A long-dormant volcano has erupted in Eritrea after a series of earthquakes and sent a 13.5 km plume of ash into the air, according to the Volcanic Ash Advisory Centre (VAAC).
The volcano started to erupt around midnight on Sunday, charts on the website of France-based VAAC indicated.
The remote, arid region, close to the border with Ethiopia, was hit by a series of earthquakes earlier the same day, data from the United States Geographical Survey showed, with the biggest reaching 5.7 on the richer scale.
The Dubbi Volcano -- which is located 350 km north of the Eritrean capital Asmara and 233 km east of the Ethiopian city of Mekelle -- is thought to have last erupted in 1861.

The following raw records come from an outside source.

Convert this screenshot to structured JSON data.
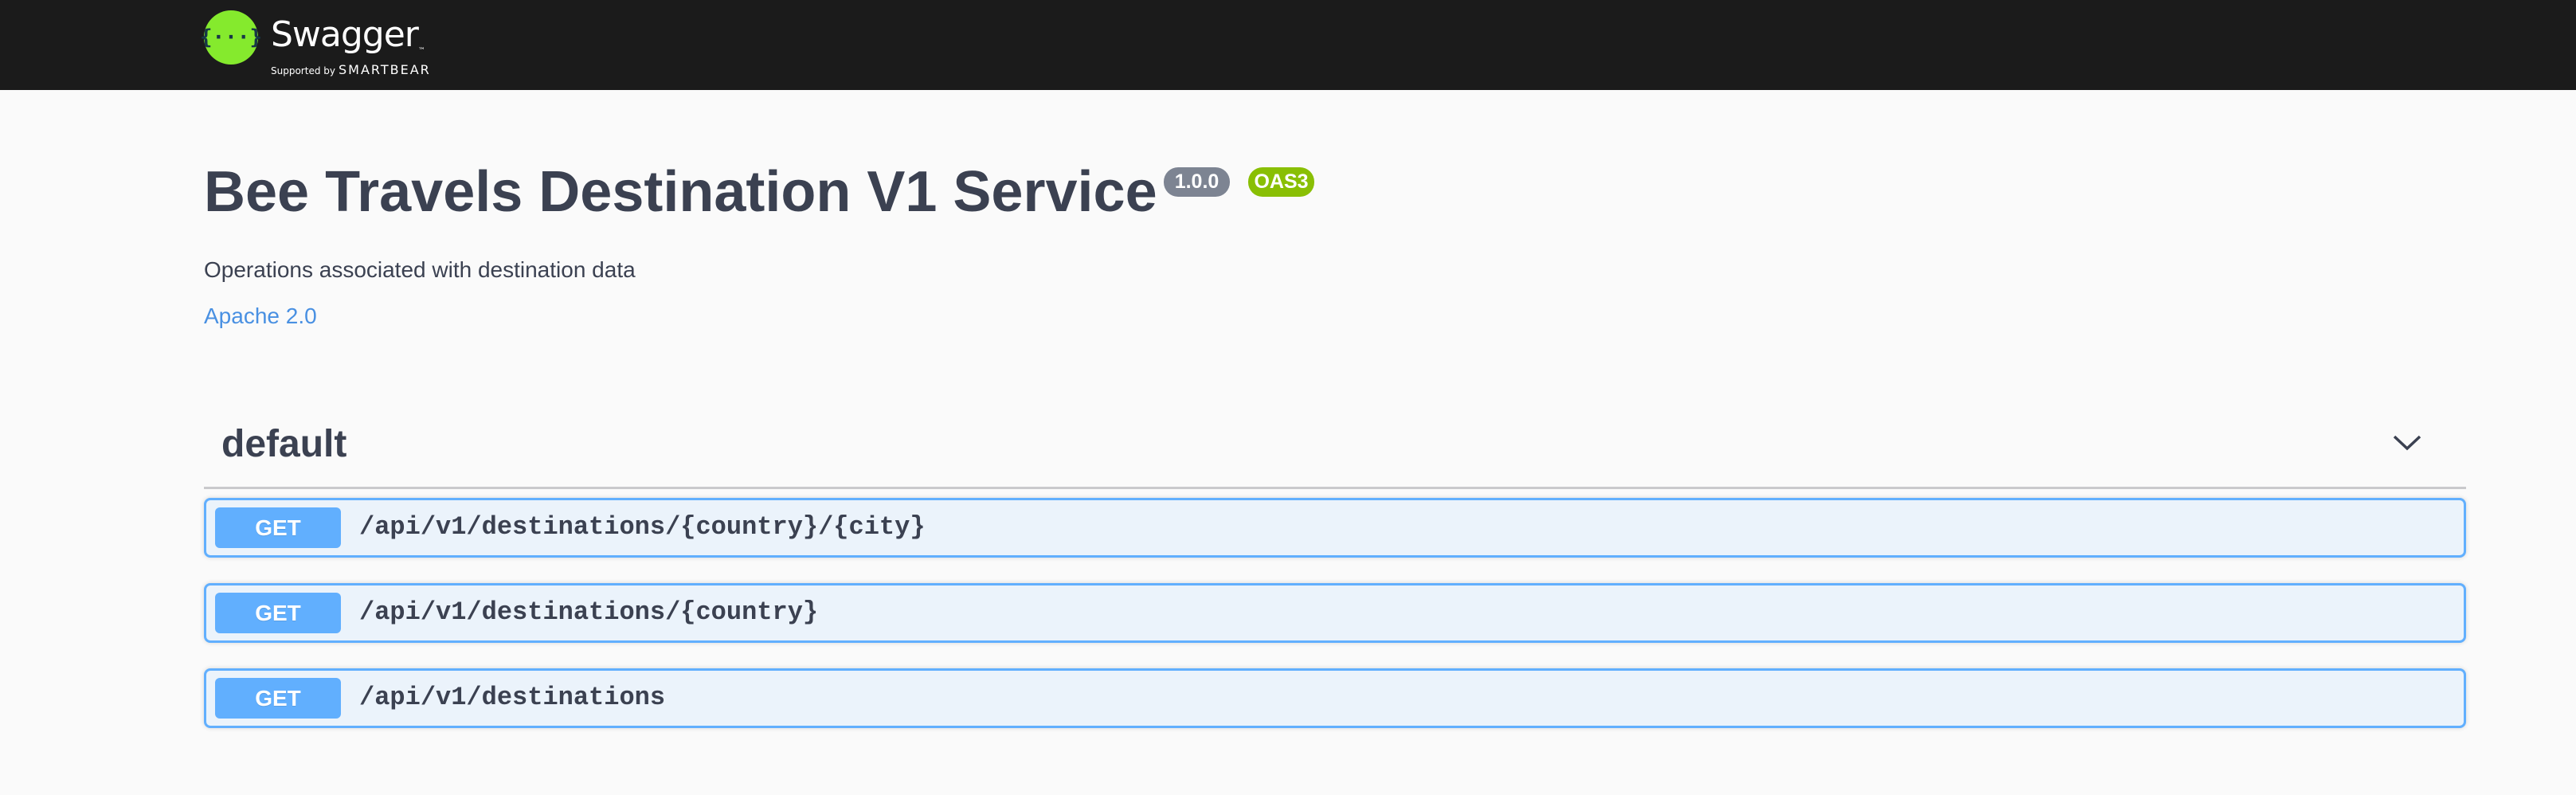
{
  "topbar": {
    "logo_icon": "swagger-braces-icon",
    "logo_glyph": "{···}",
    "brand": "Swagger",
    "trademark": "™",
    "supported_by": "Supported by",
    "company": "SMARTBEAR"
  },
  "info": {
    "title": "Bee Travels Destination V1 Service",
    "version": "1.0.0",
    "oas": "OAS3",
    "description": "Operations associated with destination data",
    "license": "Apache 2.0"
  },
  "colors": {
    "topbar": "#1b1b1b",
    "get": "#61affe",
    "version_badge": "#7d8492",
    "oas_badge": "#89bf04",
    "link": "#4990e2"
  },
  "tag": {
    "name": "default",
    "expand_icon": "chevron-down-icon"
  },
  "operations": [
    {
      "method": "GET",
      "path": "/api/v1/destinations/{country}/{city}"
    },
    {
      "method": "GET",
      "path": "/api/v1/destinations/{country}"
    },
    {
      "method": "GET",
      "path": "/api/v1/destinations"
    }
  ]
}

The independent earthquake monitoring website, earthquake.com said it might be another nearby volcano nearby known as Nabro that was erupting and carried testimonies from residents in the region confirming the ash cloud.
"The plume from the volcano is covering the whole of Asmara since the morning, but now it is clearing somewhat," one resident was quoted as saying.
Dubbi's ash cloud hit an altitude of 13.5 km, VAAC said.
Ethiopian state media warned people to protect themselves from ash.
Ethiopia relocated more than 50,000 people in 2005 after a series of earthquakes and a volcanic eruption on its side of the border. As residents fled, hundreds of their animals were swallowed into crevices in the ground.
The Dubbi Volcano is located in a tectonic triple junction known as the Danakil depression that spans parts of Eritrea and Ethiopia.
Scientists say its spreading ridges, that form the Red Sea and the Gulf of Aden, may 10 million years form a new ocean and split Africa in two.